    Park said moves like this did nothing for the peace process.

    "I am confident that trust is the path to peace, the path to a Korea that is whole again," she said. "The Republic of Korea will never accept a nuclear armed North Korea. Pyongyang's provocations will be met decisively."

    The North has long used missile tests and its nuclear arsenal as a way to extract concessions and rewards from the international community. Park said this strategy is part of the North's "incompatible" aim to pursue "two goals at once."

    "You cannot have your cake and eat it too," Park said.

    Her speech to Congress comes just a day after she met with President Barack Obama at the White House. Obama, in a news conference after the meeting, said that North Korea's recent provocations have only made the United States and South Korea closer.

    "If Pyongyang thought its recent threats would drive a wedge between South Korea and the United States or somehow garner the North international respect, today is further evidence that North Korea has failed again," Obama said. "The United States and the Republic of Korea are as united as ever ... North Korea is more isolated than ever."

    Park, South Korea's first female president, took office in February, shortly before North Korea conducted its most recent nuclear test and has since taken a tough stance on perceived aggression from the North.

    In an interview with CBS Monday, Park said even a small attack would warrant a military response.

    "Yes, we will make them pay," she said.

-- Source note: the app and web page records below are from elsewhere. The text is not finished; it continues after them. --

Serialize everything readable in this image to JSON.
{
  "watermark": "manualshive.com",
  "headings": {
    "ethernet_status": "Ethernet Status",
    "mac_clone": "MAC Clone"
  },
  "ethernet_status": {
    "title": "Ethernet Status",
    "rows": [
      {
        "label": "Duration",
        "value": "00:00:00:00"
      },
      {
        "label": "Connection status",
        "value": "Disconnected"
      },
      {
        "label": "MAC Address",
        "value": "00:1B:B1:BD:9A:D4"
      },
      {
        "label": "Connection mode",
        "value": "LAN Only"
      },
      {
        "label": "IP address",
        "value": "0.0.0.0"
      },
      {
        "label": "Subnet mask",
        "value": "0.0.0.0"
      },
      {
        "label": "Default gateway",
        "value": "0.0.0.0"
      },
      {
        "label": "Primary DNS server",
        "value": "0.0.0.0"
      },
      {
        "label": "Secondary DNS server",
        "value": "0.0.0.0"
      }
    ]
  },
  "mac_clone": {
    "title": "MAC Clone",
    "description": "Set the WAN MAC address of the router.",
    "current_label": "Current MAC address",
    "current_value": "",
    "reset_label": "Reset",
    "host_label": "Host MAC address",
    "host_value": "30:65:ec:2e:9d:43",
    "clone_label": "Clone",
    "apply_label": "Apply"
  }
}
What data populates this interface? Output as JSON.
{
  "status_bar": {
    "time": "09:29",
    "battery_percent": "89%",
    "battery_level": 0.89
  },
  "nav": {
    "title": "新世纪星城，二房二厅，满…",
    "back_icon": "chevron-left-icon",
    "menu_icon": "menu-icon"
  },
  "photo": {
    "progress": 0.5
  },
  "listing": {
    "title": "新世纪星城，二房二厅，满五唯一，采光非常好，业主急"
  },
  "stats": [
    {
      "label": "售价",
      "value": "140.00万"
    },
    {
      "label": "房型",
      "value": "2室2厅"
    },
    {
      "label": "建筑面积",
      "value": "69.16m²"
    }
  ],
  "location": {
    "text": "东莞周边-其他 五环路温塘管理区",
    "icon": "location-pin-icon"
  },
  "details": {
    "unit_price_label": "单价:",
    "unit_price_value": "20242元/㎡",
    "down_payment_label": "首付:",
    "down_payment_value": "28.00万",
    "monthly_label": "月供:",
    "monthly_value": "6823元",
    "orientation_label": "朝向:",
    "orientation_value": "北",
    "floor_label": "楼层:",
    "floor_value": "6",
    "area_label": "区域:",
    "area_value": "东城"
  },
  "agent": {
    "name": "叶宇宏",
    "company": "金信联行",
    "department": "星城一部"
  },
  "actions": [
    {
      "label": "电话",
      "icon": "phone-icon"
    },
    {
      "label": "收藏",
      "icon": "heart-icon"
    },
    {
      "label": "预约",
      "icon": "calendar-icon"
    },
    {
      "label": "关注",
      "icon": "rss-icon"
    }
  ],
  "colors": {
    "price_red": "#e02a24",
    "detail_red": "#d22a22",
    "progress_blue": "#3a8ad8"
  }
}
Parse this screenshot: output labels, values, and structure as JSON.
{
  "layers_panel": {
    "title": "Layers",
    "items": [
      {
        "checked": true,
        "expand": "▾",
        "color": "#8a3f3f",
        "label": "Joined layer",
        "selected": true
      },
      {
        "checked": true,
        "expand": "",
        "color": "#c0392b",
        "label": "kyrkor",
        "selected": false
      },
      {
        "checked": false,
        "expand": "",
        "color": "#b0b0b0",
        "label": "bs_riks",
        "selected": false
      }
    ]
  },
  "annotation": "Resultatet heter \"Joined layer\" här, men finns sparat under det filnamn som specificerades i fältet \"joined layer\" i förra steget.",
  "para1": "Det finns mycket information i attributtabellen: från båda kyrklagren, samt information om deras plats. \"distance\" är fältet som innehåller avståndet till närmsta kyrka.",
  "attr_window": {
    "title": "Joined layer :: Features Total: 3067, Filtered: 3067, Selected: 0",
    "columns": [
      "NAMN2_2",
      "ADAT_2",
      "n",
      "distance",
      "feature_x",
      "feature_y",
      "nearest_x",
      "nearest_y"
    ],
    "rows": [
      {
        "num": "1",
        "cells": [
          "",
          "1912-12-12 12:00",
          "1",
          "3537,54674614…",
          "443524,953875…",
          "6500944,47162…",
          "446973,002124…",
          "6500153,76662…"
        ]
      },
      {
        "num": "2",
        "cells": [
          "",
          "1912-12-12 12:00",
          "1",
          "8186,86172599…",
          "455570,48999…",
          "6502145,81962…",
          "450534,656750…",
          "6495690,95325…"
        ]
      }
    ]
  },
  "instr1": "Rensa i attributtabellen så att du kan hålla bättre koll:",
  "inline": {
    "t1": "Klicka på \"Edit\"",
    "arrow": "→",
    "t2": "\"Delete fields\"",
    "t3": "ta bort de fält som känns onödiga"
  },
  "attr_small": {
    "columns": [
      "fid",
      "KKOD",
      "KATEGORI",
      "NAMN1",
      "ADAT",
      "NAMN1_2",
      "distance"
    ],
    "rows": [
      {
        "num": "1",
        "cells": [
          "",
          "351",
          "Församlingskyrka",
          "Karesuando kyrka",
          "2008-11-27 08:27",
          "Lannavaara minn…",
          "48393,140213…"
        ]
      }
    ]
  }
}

    In her remarks Wednesday, Park also singled out the four current members of Congress who served during the Korean War -- Rep. John Conyers, Rep. Charles Rangel, Rep. Sam Johnson and Rep. Howard Coble. Each congressman stood as Park acknowledged them and received loud applause for their service.

    "Gentleman, my country thanks you," she said.

    Park said as part of her visit, she traveled to the Korean War Memorial on the National Mall in Washington. Citing an inscription at the monument -- "Our nation honors our sons and daughters who answered the call to defend a country they never knew and a people they never met" -- Park reflected on what those words meant to the country she now leads.

    "Time and again, I am moved when I read those familiar words," she said. "Our profound gratitude to America's veterans, their blood, sweat and tears helped safeguard freedom and democracy."